[Record set Boundary: Start]
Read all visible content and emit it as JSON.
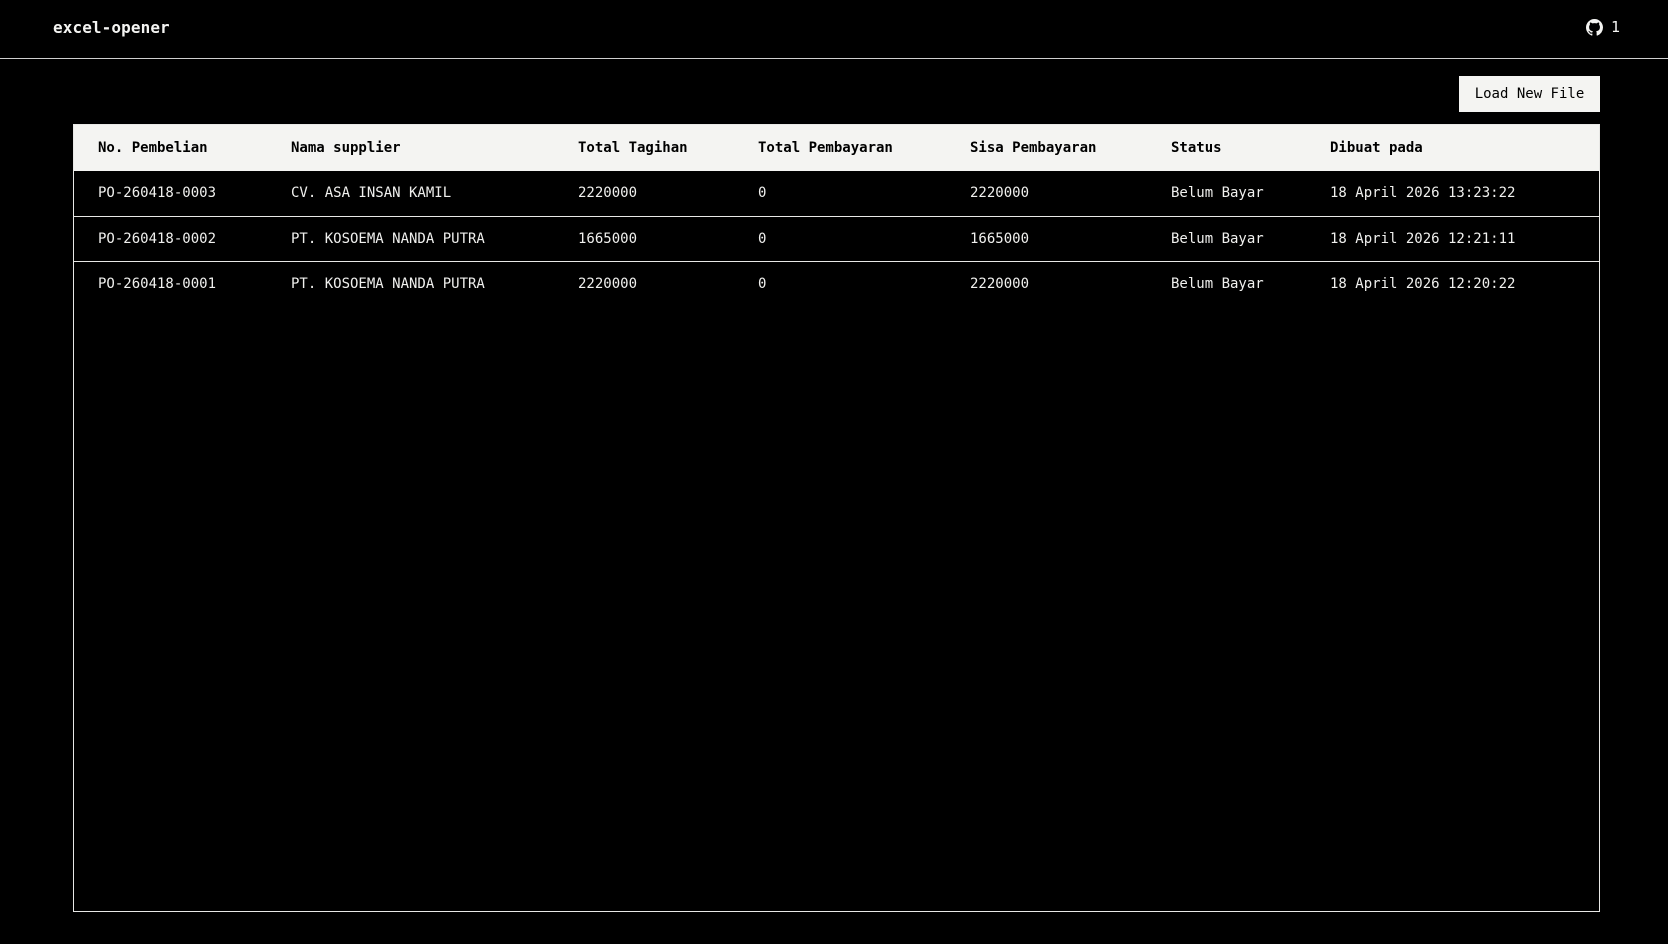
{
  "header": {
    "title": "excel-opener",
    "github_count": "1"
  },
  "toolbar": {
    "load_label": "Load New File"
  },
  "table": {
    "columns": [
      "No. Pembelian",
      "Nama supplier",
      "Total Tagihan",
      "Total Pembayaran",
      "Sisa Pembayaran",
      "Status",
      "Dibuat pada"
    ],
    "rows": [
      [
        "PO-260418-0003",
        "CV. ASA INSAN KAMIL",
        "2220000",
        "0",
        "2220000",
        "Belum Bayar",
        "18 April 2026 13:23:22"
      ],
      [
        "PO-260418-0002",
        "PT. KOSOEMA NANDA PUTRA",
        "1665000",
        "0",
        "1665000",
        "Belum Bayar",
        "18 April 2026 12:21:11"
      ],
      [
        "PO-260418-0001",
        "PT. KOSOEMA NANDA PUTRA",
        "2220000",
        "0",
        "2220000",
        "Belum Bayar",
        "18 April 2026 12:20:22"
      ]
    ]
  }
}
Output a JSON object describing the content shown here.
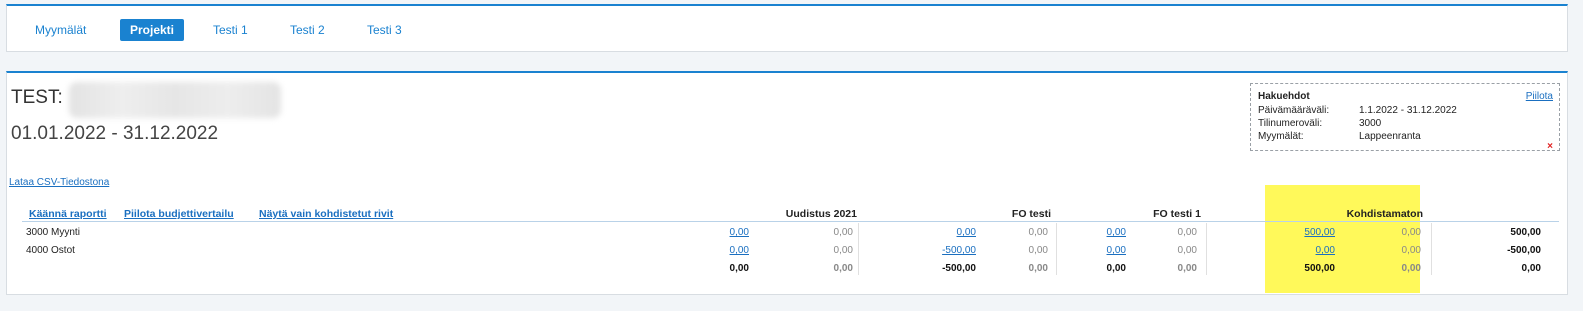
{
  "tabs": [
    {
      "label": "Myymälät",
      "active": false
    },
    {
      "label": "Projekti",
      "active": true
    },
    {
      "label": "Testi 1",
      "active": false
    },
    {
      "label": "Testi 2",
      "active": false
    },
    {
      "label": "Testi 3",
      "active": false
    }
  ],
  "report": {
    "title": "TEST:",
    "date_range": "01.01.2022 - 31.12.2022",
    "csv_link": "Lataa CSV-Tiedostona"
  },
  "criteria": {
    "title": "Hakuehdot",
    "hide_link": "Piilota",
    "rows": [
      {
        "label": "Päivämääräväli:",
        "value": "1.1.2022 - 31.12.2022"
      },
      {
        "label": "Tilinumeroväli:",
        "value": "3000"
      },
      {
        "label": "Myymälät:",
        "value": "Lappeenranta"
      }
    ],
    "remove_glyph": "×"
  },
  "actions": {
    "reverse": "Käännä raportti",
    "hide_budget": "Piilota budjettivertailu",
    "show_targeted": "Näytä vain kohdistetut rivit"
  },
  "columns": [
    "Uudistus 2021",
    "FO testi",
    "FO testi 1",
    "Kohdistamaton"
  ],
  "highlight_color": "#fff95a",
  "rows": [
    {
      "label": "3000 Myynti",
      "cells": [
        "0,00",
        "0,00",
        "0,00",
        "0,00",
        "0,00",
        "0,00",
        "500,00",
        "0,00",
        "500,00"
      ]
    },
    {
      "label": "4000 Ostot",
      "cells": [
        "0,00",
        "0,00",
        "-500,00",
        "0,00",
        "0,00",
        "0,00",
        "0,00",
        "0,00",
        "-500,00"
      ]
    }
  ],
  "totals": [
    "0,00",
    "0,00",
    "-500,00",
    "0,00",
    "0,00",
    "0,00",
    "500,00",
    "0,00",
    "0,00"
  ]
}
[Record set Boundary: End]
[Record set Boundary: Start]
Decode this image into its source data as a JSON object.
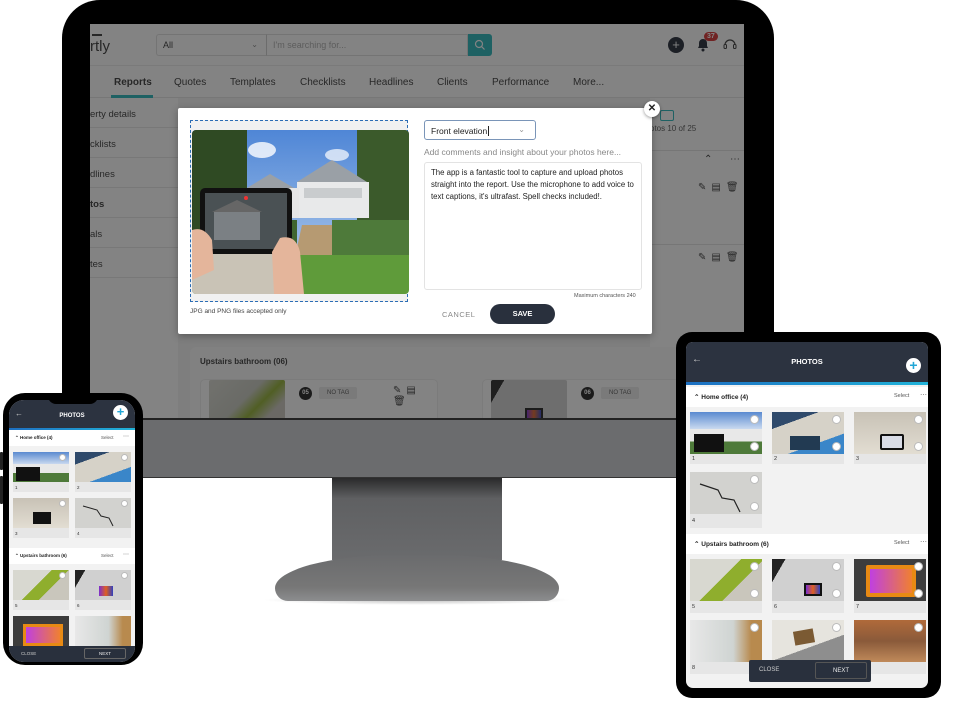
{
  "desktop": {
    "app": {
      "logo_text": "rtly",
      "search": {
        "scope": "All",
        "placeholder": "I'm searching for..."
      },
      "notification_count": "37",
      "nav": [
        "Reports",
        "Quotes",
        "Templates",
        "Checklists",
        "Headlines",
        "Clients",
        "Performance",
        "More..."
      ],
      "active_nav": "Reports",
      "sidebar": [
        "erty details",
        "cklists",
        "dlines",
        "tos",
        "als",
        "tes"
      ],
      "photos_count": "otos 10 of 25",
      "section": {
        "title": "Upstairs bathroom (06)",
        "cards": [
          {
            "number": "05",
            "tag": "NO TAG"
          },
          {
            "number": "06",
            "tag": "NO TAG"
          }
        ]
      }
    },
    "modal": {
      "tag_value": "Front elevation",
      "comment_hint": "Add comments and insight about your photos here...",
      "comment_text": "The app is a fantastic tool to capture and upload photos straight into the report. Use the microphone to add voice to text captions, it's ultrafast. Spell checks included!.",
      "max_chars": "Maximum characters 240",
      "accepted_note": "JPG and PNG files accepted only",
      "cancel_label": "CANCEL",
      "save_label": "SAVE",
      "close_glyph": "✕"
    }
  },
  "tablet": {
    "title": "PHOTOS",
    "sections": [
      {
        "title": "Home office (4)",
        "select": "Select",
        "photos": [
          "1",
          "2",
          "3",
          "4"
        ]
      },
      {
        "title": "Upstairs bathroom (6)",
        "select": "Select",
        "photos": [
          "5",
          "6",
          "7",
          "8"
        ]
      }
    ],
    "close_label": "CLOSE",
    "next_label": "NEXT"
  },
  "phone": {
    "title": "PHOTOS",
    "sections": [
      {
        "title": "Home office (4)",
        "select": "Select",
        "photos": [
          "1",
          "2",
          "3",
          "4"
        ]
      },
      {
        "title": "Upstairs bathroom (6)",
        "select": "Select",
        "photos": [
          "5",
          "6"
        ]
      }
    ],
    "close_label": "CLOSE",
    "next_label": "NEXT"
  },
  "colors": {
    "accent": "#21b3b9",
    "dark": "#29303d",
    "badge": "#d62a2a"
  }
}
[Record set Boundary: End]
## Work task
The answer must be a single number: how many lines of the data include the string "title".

## Reply
10